The tenth in a series of excerpts from Minds, Models and Milieux: Commemorating the Centennial of the Birth of Herbert Simon. Morris Altman A critical point made by behavioral economists from a wide set of methodological perspectives is that individuals typically do not make decisions that are consistent with conventional economic theoretical norms of rational…

From Bounded Rationality to Expertise

The ninth in a series of excerpts from Minds, Models and Milieux: Commemorating the Centennial of the Birth of Herbert Simon. Fernand Gobet Introduction Historically, a pervasive assumption in the social sciences, in particular economics, is that humans are perfect rational agents. Having full access to information and enjoying unlimited computational resources, they maximise utility when…

Towards a Rational Theory of Heuristics

The third in a series of excerpts from Minds, Models and Milieux: Commemorating the Centennial of the Birth of Herbert Simon. Gerd Gigerenzer Herbert Simon left us with an unfinished task: a theory of bounded rationality. Such a theory should make two contributions. For one, it should describe how individuals and institutions actually make decisions. Understanding this process would advance…

The digital world, cognition and behaviour

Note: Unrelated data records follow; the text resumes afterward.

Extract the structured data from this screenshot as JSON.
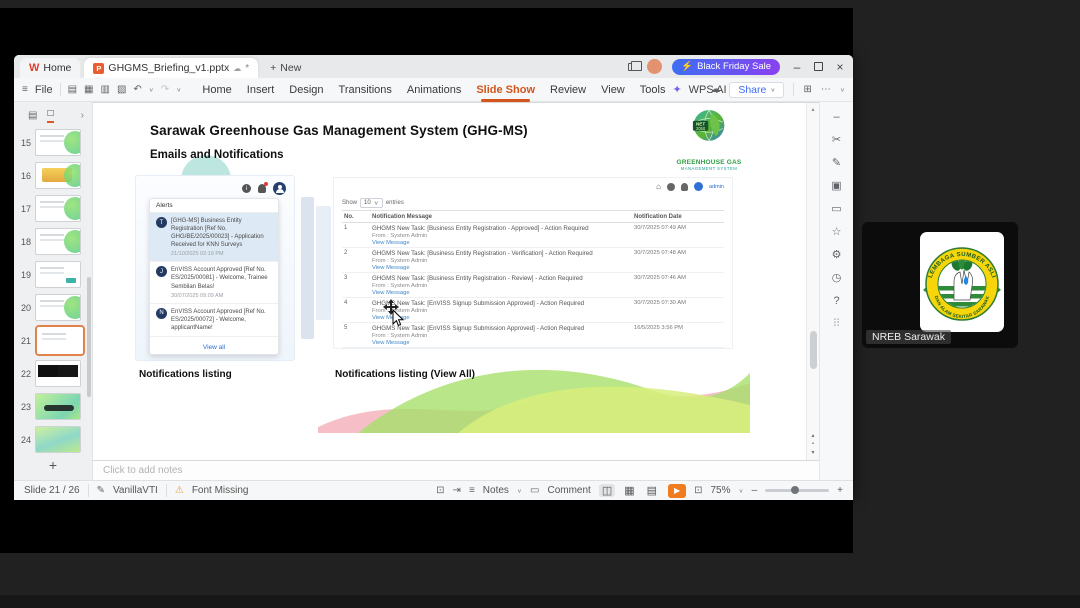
{
  "meeting": {
    "participant_name": "NREB Sarawak",
    "logo_arc_top": "LEMBAGA SUMBER ASLI",
    "logo_arc_bottom": "DAN ALAM SEKITAR SARAWAK"
  },
  "window": {
    "titlebar": {
      "home_tab": "Home",
      "doc_tab": "GHGMS_Briefing_v1.pptx",
      "modified": "*",
      "new_tab": "New",
      "promo": "Black Friday Sale"
    },
    "menubar": {
      "file": "File",
      "items": [
        "Home",
        "Insert",
        "Design",
        "Transitions",
        "Animations",
        "Slide Show",
        "Review",
        "View",
        "Tools"
      ],
      "wps_ai": "WPS AI",
      "share": "Share"
    }
  },
  "slide_panel": {
    "slides": [
      {
        "num": "15"
      },
      {
        "num": "16"
      },
      {
        "num": "17"
      },
      {
        "num": "18"
      },
      {
        "num": "19"
      },
      {
        "num": "20"
      },
      {
        "num": "21"
      },
      {
        "num": "22"
      },
      {
        "num": "23"
      },
      {
        "num": "24"
      }
    ],
    "add": "+"
  },
  "slide": {
    "title": "Sarawak Greenhouse Gas Management System (GHG-MS)",
    "subtitle": "Emails and Notifications",
    "logo": {
      "badge_top": "NET",
      "badge_year": "2050",
      "name": "GREENHOUSE GAS",
      "tagline": "MANAGEMENT SYSTEM"
    },
    "caption_left": "Notifications listing",
    "caption_right": "Notifications listing (View All)",
    "alerts": {
      "header": "Alerts",
      "items": [
        {
          "avatar": "T",
          "text": "[GHG-MS] Business Entity Registration [Ref No. GHG/BE/2025/00023] - Application Received for KNN Surveys",
          "time": "21/10/2025 02:19 PM"
        },
        {
          "avatar": "J",
          "text": "EnVISS Account Approved [Ref No. ES/2025/00081] - Welcome, Trainee Sembilan Belas!",
          "time": "30/07/2025 09:09 AM"
        },
        {
          "avatar": "N",
          "text": "EnVISS Account Approved [Ref No. ES/2025/00072] - Welcome, applicantName!",
          "time": ""
        }
      ],
      "view_all": "View all"
    },
    "listing": {
      "user": "admin",
      "show": "Show",
      "page_size": "10",
      "entries": "entries",
      "col_no": "No.",
      "col_message": "Notification Message",
      "col_date": "Notification Date",
      "from": "From : System Admin",
      "link": "View Message",
      "rows": [
        {
          "no": "1",
          "message": "GHGMS New Task: [Business Entity Registration - Approved] - Action Required",
          "date": "30/7/2025 07:49 AM"
        },
        {
          "no": "2",
          "message": "GHGMS New Task: [Business Entity Registration - Verification] - Action Required",
          "date": "30/7/2025 07:48 AM"
        },
        {
          "no": "3",
          "message": "GHGMS New Task: [Business Entity Registration - Review] - Action Required",
          "date": "30/7/2025 07:46 AM"
        },
        {
          "no": "4",
          "message": "GHGMS New Task: [EnVISS Signup Submission Approved] - Action Required",
          "date": "30/7/2025 07:30 AM"
        },
        {
          "no": "5",
          "message": "GHGMS New Task: [EnVISS Signup Submission Approved] - Action Required",
          "date": "16/5/2025 3:56 PM"
        }
      ]
    }
  },
  "notes": {
    "placeholder": "Click to add notes"
  },
  "statusbar": {
    "slide_info": "Slide 21 / 26",
    "theme": "VanillaVTI",
    "font_missing": "Font Missing",
    "notes": "Notes",
    "comment": "Comment",
    "zoom": "75%"
  },
  "icons": {
    "hamburger": "≡",
    "save": "▤",
    "print": "▥",
    "export": "▦",
    "scan": "▧",
    "undo": "↶",
    "redo": "↷",
    "caret_down": "∨",
    "cloud": "☁",
    "more": "⋯",
    "panel_grid": "⊞",
    "star": "☆",
    "scissors": "✂",
    "pencil": "✎",
    "panel_box": "▣",
    "comment_box": "▭",
    "gear": "⚙",
    "clock": "◷",
    "help": "?",
    "apps": "⠿",
    "minus": "–",
    "plus": "+",
    "close": "×",
    "chevron_right": "›",
    "home": "⌂",
    "warning": "⚠",
    "play": "▶",
    "sparkle": "✦",
    "bolt": "⚡",
    "fit": "⊡",
    "view_normal": "◫",
    "view_sorter": "▦",
    "view_read": "▤",
    "outline": "▤",
    "slide_box": "□",
    "up": "▴",
    "down": "▾",
    "dot": "▪",
    "pen_mode": "⇥",
    "desk_mode": "⊡",
    "notes_lines": "≡"
  }
}
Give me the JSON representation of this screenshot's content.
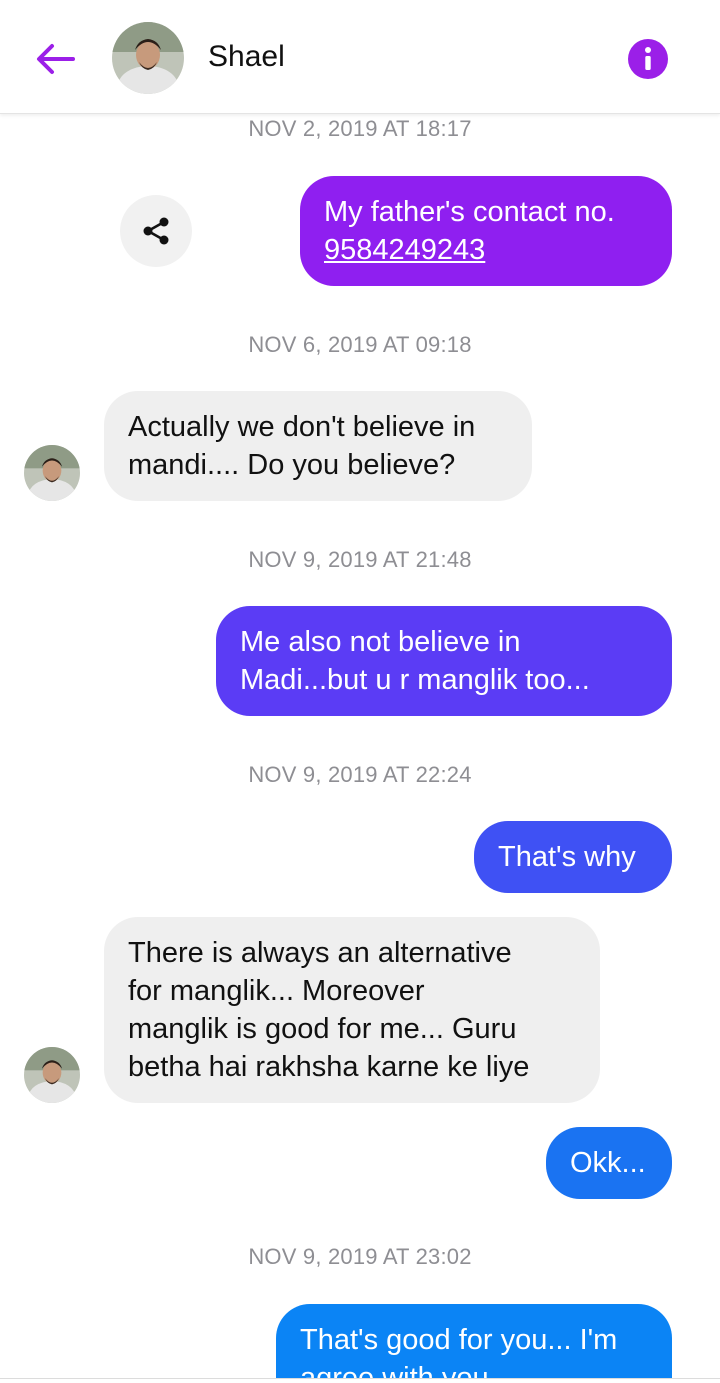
{
  "header": {
    "contact_name": "Shael",
    "back_icon": "arrow-left-icon",
    "info_icon": "info-icon",
    "accent": "#9b1fe8"
  },
  "messages": [
    {
      "type": "timestamp",
      "text": "NOV 2, 2019 AT 18:17"
    },
    {
      "type": "outgoing",
      "lines": [
        "My father's contact no."
      ],
      "link": "9584249243",
      "color": "#8f1ff0"
    },
    {
      "type": "timestamp",
      "text": "NOV 6, 2019 AT 09:18"
    },
    {
      "type": "incoming",
      "lines": [
        "Actually we don't believe in",
        "mandi.... Do you believe?"
      ]
    },
    {
      "type": "timestamp",
      "text": "NOV 9, 2019 AT 21:48"
    },
    {
      "type": "outgoing",
      "lines": [
        "Me also not believe in",
        "Madi...but u r manglik too..."
      ],
      "color": "#5b3cf5"
    },
    {
      "type": "timestamp",
      "text": "NOV 9, 2019 AT 22:24"
    },
    {
      "type": "outgoing",
      "lines": [
        "That's why"
      ],
      "color": "#3f51f4"
    },
    {
      "type": "incoming",
      "lines": [
        "There is always an alternative",
        "for manglik... Moreover",
        "manglik is good for me... Guru",
        "betha hai rakhsha karne ke liye"
      ]
    },
    {
      "type": "outgoing",
      "lines": [
        "Okk..."
      ],
      "color": "#1a73f2"
    },
    {
      "type": "timestamp",
      "text": "NOV 9, 2019 AT 23:02"
    },
    {
      "type": "outgoing",
      "lines": [
        "That's good for you... I'm",
        "agree with you"
      ],
      "color": "#0b84f5"
    }
  ],
  "share_icon": "share-icon"
}
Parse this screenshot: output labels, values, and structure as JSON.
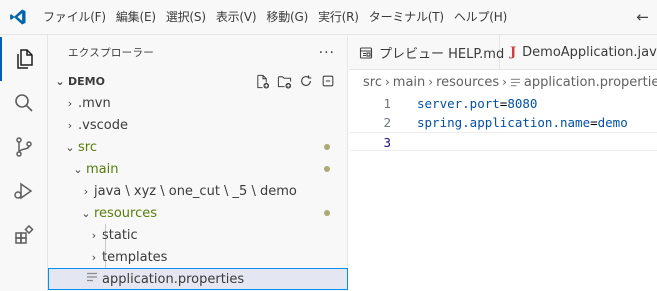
{
  "menu": {
    "items": [
      "ファイル(F)",
      "編集(E)",
      "選択(S)",
      "表示(V)",
      "移動(G)",
      "実行(R)",
      "ターミナル(T)",
      "ヘルプ(H)"
    ]
  },
  "activity": {
    "icons": [
      "explorer-icon",
      "search-icon",
      "source-control-icon",
      "run-debug-icon",
      "extensions-icon"
    ]
  },
  "sidebar": {
    "title": "エクスプローラー",
    "more": "···",
    "root": "DEMO",
    "items": [
      {
        "label": ".mvn",
        "chevron": "›"
      },
      {
        "label": ".vscode",
        "chevron": "›"
      },
      {
        "label": "src",
        "chevron": "⌄"
      },
      {
        "label": "main",
        "chevron": "⌄"
      },
      {
        "label": "java \\ xyz \\ one_cut \\ _5 \\ demo",
        "chevron": "›"
      },
      {
        "label": "resources",
        "chevron": "⌄"
      },
      {
        "label": "static",
        "chevron": "›"
      },
      {
        "label": "templates",
        "chevron": "›"
      },
      {
        "label": "application.properties",
        "chevron": ""
      }
    ]
  },
  "editor": {
    "tabs": [
      {
        "label": "プレビュー HELP.md",
        "icon": "preview-icon"
      },
      {
        "label": "DemoApplication.java",
        "icon": "java-icon",
        "icon_text": "J"
      }
    ],
    "breadcrumb": [
      "src",
      "main",
      "resources",
      "application.properties"
    ],
    "lines": [
      {
        "num": "1",
        "key": "server.port",
        "eq": "=",
        "val": "8080"
      },
      {
        "num": "2",
        "key": "spring.application.name",
        "eq": "=",
        "val": "demo"
      },
      {
        "num": "3",
        "key": "",
        "eq": "",
        "val": ""
      }
    ]
  },
  "colors": {
    "accent": "#005fb8",
    "keyword": "#0451a5",
    "java": "#cc3e44",
    "modified_dot": "#9d9e5f"
  }
}
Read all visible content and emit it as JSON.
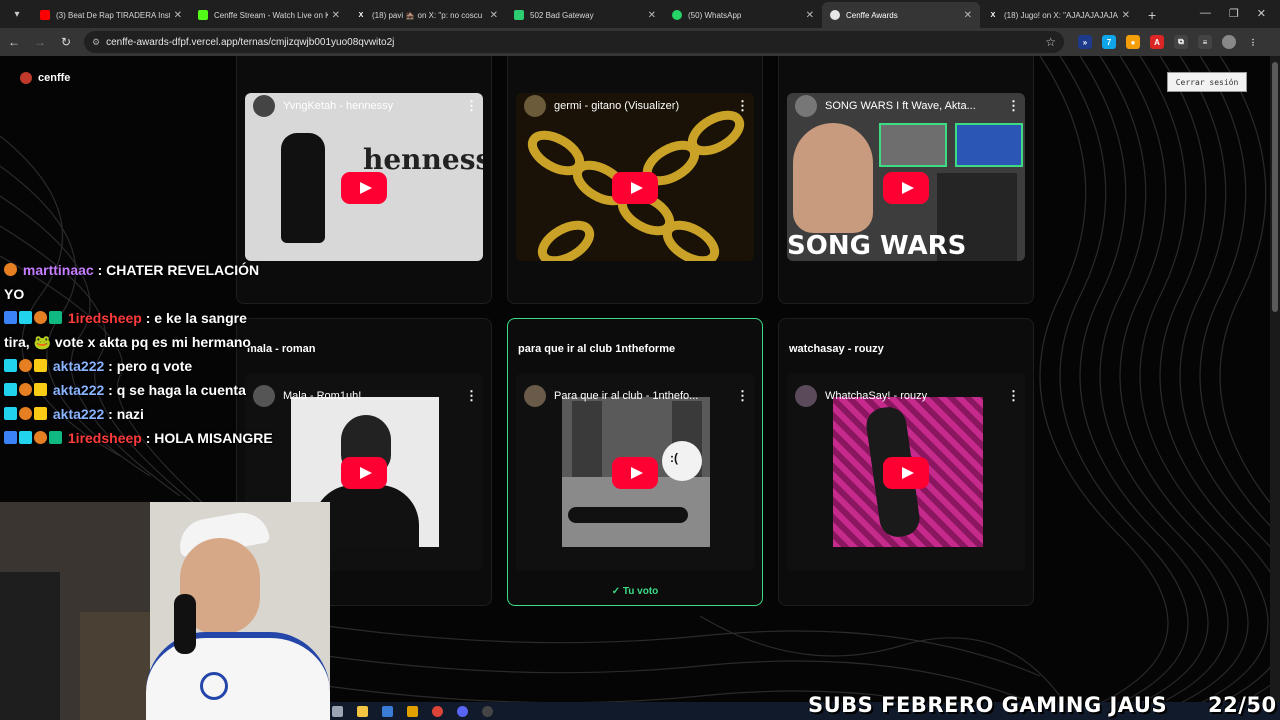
{
  "browser": {
    "tabs": [
      {
        "title": "(3) Beat De Rap TIRADERA Instr",
        "favicon_color": "#ff0000",
        "active": false
      },
      {
        "title": "Cenffe Stream - Watch Live on K",
        "favicon_color": "#53fc18",
        "active": false
      },
      {
        "title": "(18) pavi 🏚️ on X: \"p: no coscu",
        "favicon_color": "#ffffff",
        "active": false
      },
      {
        "title": "502 Bad Gateway",
        "favicon_color": "#2ecc71",
        "active": false
      },
      {
        "title": "(50) WhatsApp",
        "favicon_color": "#25d366",
        "active": false
      },
      {
        "title": "Cenffe Awards",
        "favicon_color": "#ffffff",
        "active": true
      },
      {
        "title": "(18) Jugo! on X: \"AJAJAJAJAJA",
        "favicon_color": "#ffffff",
        "active": false
      }
    ],
    "url": "cenffe-awards-dfpf.vercel.app/ternas/cmjizqwjb001yuo08qvwito2j"
  },
  "header": {
    "brand": "cenffe",
    "logout_label": "Cerrar sesión"
  },
  "cards": [
    {
      "title": "",
      "video_title": "YvngKetah - hennessy",
      "thumb_color": "#d8d8d8",
      "voted": false
    },
    {
      "title": "",
      "video_title": "germi - gitano (Visualizer)",
      "thumb_color": "#b8860b",
      "voted": false
    },
    {
      "title": "",
      "video_title": "SONG WARS I ft Wave, Akta...",
      "thumb_color": "#4a4a4a",
      "thumb_text": "SONG WARS",
      "voted": false
    },
    {
      "title": "mala - roman",
      "video_title": "Mala - Rom1uh!",
      "thumb_color": "#eaeaea",
      "voted": false
    },
    {
      "title": "para que ir al club 1ntheforme",
      "video_title": "Para que ir al club - 1nthefo...",
      "thumb_color": "#8a8a8a",
      "thumb_text": ":(",
      "voted": true,
      "vote_label": "✓ Tu voto"
    },
    {
      "title": "watchasay - rouzy",
      "video_title": "WhatchaSay! - rouzy",
      "thumb_color": "#b0207a",
      "voted": false
    }
  ],
  "chat": [
    {
      "user": "marttinaac",
      "message": ": CHATER REVELACIÓN YO"
    },
    {
      "user": "1iredsheep",
      "message": ": e ke la sangre tira, 🐸 vote x akta pq es mi hermano"
    },
    {
      "user": "akta222",
      "message": ": pero q vote"
    },
    {
      "user": "akta222",
      "message": ": q se haga la cuenta"
    },
    {
      "user": "akta222",
      "message": ": nazi"
    },
    {
      "user": "1iredsheep",
      "message": ": HOLA MISANGRE"
    }
  ],
  "overlay": {
    "subs_text": "SUBS FEBRERO GAMING JAUS",
    "subs_count": "22/50"
  },
  "colors": {
    "accent_vote": "#3ddc84",
    "youtube_red": "#ff0033"
  }
}
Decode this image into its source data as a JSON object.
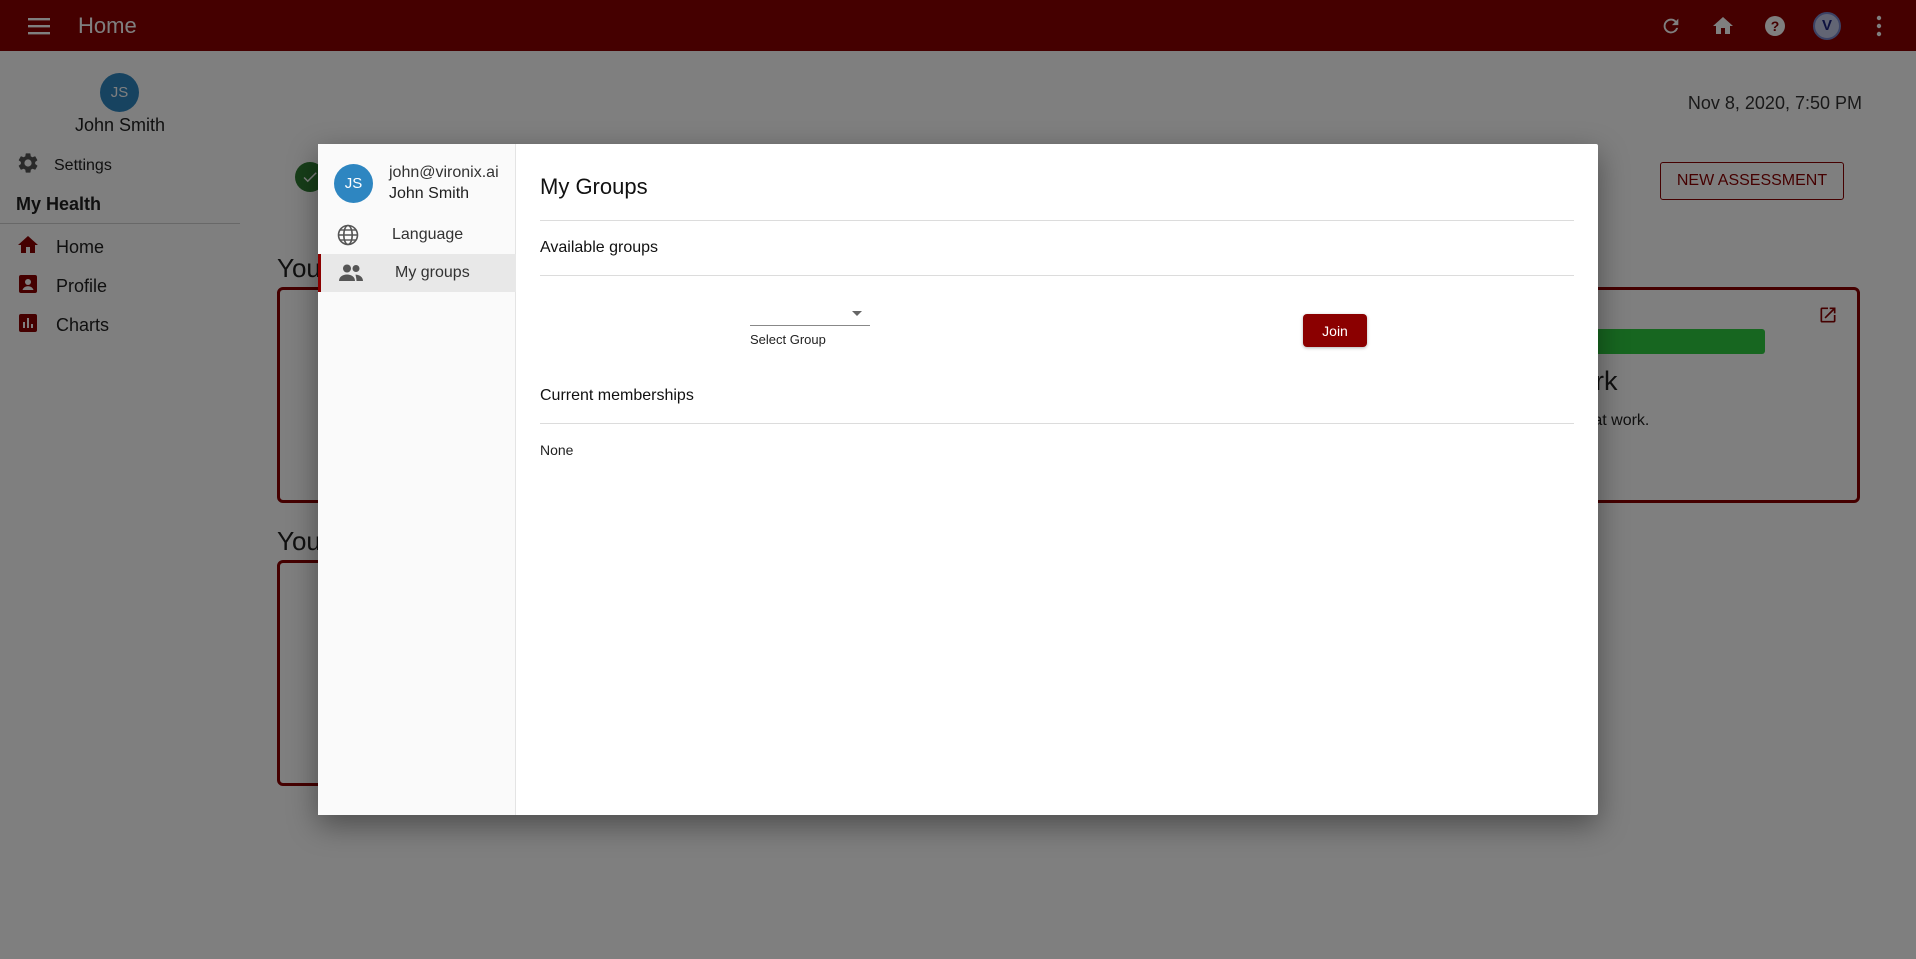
{
  "appbar": {
    "title": "Home",
    "bg_color": "#8b0000",
    "avatar_letter": "V"
  },
  "sidebar": {
    "avatar_initials": "JS",
    "user_name": "John Smith",
    "settings_label": "Settings",
    "section_title": "My Health",
    "items": [
      {
        "label": "Home",
        "icon": "home-icon"
      },
      {
        "label": "Profile",
        "icon": "profile-icon"
      },
      {
        "label": "Charts",
        "icon": "chart-icon"
      }
    ]
  },
  "main": {
    "datetime": "Nov 8, 2020, 7:50 PM",
    "new_assessment_label": "NEW ASSESSMENT",
    "section1_title_partial": "You",
    "section2_title_partial": "You",
    "card_heading_partial": "ork",
    "card_text_partial": "e at work."
  },
  "dialog": {
    "user_initials": "JS",
    "user_email": "john@vironix.ai",
    "user_name": "John Smith",
    "nav": [
      {
        "label": "Language",
        "icon": "globe-icon",
        "active": false
      },
      {
        "label": "My groups",
        "icon": "group-icon",
        "active": true
      }
    ],
    "title": "My Groups",
    "available_groups_label": "Available groups",
    "select_label": "Select Group",
    "select_value": "",
    "join_label": "Join",
    "current_memberships_label": "Current memberships",
    "memberships_empty": "None"
  }
}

Herbert Simon Society call for papers. For a comprehensive overview of Simon’s work by a Who’s Who of writers, check out this collection of essays. Behavioral economicsBounded RationalityCognitionCognitive scienceecological rationalityHerbert SimonheuristicsSocial network